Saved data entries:
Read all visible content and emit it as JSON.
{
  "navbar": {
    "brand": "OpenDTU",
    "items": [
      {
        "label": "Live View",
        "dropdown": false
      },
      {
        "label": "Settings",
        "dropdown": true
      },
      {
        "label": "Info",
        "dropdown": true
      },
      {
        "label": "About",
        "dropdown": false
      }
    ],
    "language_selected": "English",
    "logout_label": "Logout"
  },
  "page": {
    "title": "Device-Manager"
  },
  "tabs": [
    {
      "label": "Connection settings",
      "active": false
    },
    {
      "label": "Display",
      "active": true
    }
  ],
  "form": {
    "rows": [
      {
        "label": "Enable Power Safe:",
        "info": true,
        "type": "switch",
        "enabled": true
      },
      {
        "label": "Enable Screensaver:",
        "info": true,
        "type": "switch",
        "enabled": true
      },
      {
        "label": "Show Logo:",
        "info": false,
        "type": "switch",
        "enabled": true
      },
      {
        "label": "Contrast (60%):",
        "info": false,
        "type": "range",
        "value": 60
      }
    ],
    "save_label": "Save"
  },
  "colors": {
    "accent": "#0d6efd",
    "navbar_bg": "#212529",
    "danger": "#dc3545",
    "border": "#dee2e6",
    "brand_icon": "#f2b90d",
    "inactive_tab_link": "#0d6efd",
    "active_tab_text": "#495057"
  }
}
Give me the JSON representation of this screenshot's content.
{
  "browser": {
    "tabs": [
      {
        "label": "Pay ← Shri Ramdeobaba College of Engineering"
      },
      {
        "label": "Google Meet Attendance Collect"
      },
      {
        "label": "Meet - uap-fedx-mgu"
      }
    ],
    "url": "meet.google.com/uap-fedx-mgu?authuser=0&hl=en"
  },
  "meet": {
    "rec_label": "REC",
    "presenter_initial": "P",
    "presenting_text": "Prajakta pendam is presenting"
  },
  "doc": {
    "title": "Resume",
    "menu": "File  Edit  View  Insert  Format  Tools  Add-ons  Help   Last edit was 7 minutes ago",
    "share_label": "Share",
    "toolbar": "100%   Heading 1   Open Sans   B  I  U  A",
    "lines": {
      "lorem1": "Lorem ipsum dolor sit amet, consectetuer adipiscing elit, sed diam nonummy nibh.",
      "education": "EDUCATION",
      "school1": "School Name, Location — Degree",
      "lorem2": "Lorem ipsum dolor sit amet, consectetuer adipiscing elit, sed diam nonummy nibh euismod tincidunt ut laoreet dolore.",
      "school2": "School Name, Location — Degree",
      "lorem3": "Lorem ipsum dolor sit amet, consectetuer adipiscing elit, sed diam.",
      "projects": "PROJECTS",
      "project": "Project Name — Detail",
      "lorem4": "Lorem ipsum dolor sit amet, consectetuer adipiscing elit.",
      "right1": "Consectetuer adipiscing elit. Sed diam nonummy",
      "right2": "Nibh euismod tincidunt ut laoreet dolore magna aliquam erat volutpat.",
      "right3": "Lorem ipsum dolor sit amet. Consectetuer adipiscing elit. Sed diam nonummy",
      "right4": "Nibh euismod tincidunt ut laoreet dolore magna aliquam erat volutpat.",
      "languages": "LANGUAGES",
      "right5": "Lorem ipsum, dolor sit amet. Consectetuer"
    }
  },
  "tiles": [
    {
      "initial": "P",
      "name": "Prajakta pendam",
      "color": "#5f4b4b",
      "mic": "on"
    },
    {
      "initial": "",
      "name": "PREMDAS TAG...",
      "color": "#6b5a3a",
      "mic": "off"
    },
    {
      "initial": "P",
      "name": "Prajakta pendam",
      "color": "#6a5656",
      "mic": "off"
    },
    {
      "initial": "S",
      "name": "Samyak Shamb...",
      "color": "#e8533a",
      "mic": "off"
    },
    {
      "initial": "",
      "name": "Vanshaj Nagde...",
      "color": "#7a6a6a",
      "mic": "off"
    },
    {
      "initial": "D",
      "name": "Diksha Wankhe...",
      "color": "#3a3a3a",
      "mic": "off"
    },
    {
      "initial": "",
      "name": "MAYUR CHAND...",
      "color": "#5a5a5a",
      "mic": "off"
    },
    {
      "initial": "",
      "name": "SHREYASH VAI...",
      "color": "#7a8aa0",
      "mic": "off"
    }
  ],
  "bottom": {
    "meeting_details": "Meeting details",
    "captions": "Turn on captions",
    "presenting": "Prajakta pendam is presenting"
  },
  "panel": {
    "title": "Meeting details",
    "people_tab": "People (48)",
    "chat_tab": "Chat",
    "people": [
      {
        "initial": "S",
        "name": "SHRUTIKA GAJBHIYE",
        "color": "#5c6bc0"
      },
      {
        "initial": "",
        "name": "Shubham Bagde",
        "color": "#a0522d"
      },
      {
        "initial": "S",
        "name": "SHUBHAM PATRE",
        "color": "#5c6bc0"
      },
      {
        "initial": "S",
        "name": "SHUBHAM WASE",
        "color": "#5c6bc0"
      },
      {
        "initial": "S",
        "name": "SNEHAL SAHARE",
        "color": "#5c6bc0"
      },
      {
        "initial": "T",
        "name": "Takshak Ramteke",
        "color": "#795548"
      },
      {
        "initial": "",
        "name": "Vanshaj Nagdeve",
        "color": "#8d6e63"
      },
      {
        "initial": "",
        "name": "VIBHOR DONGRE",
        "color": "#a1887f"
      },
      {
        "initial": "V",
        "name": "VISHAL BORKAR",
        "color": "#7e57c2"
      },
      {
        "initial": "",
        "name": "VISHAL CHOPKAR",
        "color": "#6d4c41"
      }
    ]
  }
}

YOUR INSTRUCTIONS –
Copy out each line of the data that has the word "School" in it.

SOLVED EXERCISE –
      "school1": "School Name, Location — Degree",
      "school2": "School Name, Location — Degree",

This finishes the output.